» About this exercise:
Repeat the data below exactly. Include each line.

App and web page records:
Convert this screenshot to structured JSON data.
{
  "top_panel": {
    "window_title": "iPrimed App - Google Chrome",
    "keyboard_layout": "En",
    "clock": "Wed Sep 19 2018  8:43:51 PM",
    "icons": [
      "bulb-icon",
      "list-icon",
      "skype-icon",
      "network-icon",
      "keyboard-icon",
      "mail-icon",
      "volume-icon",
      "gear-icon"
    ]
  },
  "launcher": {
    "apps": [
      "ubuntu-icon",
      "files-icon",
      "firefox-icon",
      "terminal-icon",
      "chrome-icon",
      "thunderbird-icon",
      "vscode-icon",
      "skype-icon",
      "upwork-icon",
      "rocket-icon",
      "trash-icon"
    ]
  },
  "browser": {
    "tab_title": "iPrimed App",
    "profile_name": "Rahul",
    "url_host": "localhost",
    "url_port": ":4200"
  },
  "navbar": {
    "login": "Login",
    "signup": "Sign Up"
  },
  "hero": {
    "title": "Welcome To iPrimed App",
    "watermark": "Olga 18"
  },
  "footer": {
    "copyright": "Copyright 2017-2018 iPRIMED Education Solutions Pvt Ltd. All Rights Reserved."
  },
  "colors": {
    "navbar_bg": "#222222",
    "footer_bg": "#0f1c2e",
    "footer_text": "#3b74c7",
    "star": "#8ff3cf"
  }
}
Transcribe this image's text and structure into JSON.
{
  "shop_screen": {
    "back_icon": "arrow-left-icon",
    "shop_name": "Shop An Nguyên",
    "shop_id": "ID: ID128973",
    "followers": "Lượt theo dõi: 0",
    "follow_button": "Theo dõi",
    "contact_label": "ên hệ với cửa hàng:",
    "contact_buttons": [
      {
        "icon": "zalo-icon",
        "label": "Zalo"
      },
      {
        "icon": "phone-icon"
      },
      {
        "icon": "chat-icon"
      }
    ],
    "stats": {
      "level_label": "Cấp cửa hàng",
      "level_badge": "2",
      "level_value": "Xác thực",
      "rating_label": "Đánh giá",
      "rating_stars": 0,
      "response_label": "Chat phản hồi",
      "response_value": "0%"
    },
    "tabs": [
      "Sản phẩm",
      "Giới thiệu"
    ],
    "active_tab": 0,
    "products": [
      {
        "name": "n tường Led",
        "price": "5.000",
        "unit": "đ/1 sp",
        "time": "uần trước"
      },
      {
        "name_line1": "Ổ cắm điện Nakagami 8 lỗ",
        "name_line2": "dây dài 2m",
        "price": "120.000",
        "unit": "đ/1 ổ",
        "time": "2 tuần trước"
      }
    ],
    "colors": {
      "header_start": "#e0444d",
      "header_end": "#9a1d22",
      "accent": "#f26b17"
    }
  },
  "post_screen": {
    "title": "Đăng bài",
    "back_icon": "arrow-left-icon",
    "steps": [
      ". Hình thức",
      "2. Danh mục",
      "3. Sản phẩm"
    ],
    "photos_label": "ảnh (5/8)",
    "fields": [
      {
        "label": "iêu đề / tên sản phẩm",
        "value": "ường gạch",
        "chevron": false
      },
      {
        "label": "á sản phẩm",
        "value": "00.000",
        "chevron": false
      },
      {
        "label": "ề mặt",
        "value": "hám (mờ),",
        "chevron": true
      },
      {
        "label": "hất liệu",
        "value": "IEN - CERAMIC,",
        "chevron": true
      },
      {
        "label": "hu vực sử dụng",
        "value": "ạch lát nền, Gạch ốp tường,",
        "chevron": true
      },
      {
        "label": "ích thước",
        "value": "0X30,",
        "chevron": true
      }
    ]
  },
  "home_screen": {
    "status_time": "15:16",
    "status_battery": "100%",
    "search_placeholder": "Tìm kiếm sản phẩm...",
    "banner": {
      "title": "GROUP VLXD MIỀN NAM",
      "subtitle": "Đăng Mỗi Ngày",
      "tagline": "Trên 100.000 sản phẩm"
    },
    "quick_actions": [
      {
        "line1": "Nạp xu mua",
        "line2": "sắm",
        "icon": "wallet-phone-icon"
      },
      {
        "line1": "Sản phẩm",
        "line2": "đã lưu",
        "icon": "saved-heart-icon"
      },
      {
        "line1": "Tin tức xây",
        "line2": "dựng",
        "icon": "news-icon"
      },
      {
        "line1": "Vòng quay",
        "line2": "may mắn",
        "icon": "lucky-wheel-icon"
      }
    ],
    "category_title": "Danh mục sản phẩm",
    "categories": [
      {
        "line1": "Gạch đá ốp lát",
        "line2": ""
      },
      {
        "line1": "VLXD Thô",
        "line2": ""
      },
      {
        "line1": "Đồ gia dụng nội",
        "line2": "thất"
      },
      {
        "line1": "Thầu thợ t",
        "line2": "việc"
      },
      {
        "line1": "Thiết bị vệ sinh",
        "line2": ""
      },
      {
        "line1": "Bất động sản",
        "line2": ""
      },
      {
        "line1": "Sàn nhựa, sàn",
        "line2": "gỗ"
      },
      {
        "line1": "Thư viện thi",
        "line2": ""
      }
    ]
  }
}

» Solution for this task:
Convert this screenshot to structured JSON data.
{
  "top_panel": {
    "window_title": "iPrimed App - Google Chrome",
    "keyboard_layout": "En",
    "clock": "Wed Sep 19 2018  8:43:51 PM",
    "icons": [
      "bulb-icon",
      "list-icon",
      "skype-icon",
      "network-icon",
      "keyboard-icon",
      "mail-icon",
      "volume-icon",
      "gear-icon"
    ]
  },
  "launcher": {
    "apps": [
      "ubuntu-icon",
      "files-icon",
      "firefox-icon",
      "terminal-icon",
      "chrome-icon",
      "thunderbird-icon",
      "vscode-icon",
      "skype-icon",
      "upwork-icon",
      "rocket-icon",
      "trash-icon"
    ]
  },
  "browser": {
    "tab_title": "iPrimed App",
    "profile_name": "Rahul",
    "url_host": "localhost",
    "url_port": ":4200"
  },
  "navbar": {
    "login": "Login",
    "signup": "Sign Up"
  },
  "hero": {
    "title": "Welcome To iPrimed App",
    "watermark": "Olga 18"
  },
  "footer": {
    "copyright": "Copyright 2017-2018 iPRIMED Education Solutions Pvt Ltd. All Rights Reserved."
  },
  "colors": {
    "navbar_bg": "#222222",
    "footer_bg": "#0f1c2e",
    "footer_text": "#3b74c7",
    "star": "#8ff3cf"
  }
}
Transcribe this image's text and structure into JSON.
{
  "shop_screen": {
    "back_icon": "arrow-left-icon",
    "shop_name": "Shop An Nguyên",
    "shop_id": "ID: ID128973",
    "followers": "Lượt theo dõi: 0",
    "follow_button": "Theo dõi",
    "contact_label": "ên hệ với cửa hàng:",
    "contact_buttons": [
      {
        "icon": "zalo-icon",
        "label": "Zalo"
      },
      {
        "icon": "phone-icon"
      },
      {
        "icon": "chat-icon"
      }
    ],
    "stats": {
      "level_label": "Cấp cửa hàng",
      "level_badge": "2",
      "level_value": "Xác thực",
      "rating_label": "Đánh giá",
      "rating_stars": 0,
      "response_label": "Chat phản hồi",
      "response_value": "0%"
    },
    "tabs": [
      "Sản phẩm",
      "Giới thiệu"
    ],
    "active_tab": 0,
    "products": [
      {
        "name": "n tường Led",
        "price": "5.000",
        "unit": "đ/1 sp",
        "time": "uần trước"
      },
      {
        "name_line1": "Ổ cắm điện Nakagami 8 lỗ",
        "name_line2": "dây dài 2m",
        "price": "120.000",
        "unit": "đ/1 ổ",
        "time": "2 tuần trước"
      }
    ],
    "colors": {
      "header_start": "#e0444d",
      "header_end": "#9a1d22",
      "accent": "#f26b17"
    }
  },
  "post_screen": {
    "title": "Đăng bài",
    "back_icon": "arrow-left-icon",
    "steps": [
      ". Hình thức",
      "2. Danh mục",
      "3. Sản phẩm"
    ],
    "photos_label": "ảnh (5/8)",
    "fields": [
      {
        "label": "iêu đề / tên sản phẩm",
        "value": "ường gạch",
        "chevron": false
      },
      {
        "label": "á sản phẩm",
        "value": "00.000",
        "chevron": false
      },
      {
        "label": "ề mặt",
        "value": "hám (mờ),",
        "chevron": true
      },
      {
        "label": "hất liệu",
        "value": "IEN - CERAMIC,",
        "chevron": true
      },
      {
        "label": "hu vực sử dụng",
        "value": "ạch lát nền, Gạch ốp tường,",
        "chevron": true
      },
      {
        "label": "ích thước",
        "value": "0X30,",
        "chevron": true
      }
    ]
  },
  "home_screen": {
    "status_time": "15:16",
    "status_battery": "100%",
    "search_placeholder": "Tìm kiếm sản phẩm...",
    "banner": {
      "title": "GROUP VLXD MIỀN NAM",
      "subtitle": "Đăng Mỗi Ngày",
      "tagline": "Trên 100.000 sản phẩm"
    },
    "quick_actions": [
      {
        "line1": "Nạp xu mua",
        "line2": "sắm",
        "icon": "wallet-phone-icon"
      },
      {
        "line1": "Sản phẩm",
        "line2": "đã lưu",
        "icon": "saved-heart-icon"
      },
      {
        "line1": "Tin tức xây",
        "line2": "dựng",
        "icon": "news-icon"
      },
      {
        "line1": "Vòng quay",
        "line2": "may mắn",
        "icon": "lucky-wheel-icon"
      }
    ],
    "category_title": "Danh mục sản phẩm",
    "categories": [
      {
        "line1": "Gạch đá ốp lát",
        "line2": ""
      },
      {
        "line1": "VLXD Thô",
        "line2": ""
      },
      {
        "line1": "Đồ gia dụng nội",
        "line2": "thất"
      },
      {
        "line1": "Thầu thợ t",
        "line2": "việc"
      },
      {
        "line1": "Thiết bị vệ sinh",
        "line2": ""
      },
      {
        "line1": "Bất động sản",
        "line2": ""
      },
      {
        "line1": "Sàn nhựa, sàn",
        "line2": "gỗ"
      },
      {
        "line1": "Thư viện thi",
        "line2": ""
      }
    ]
  }
}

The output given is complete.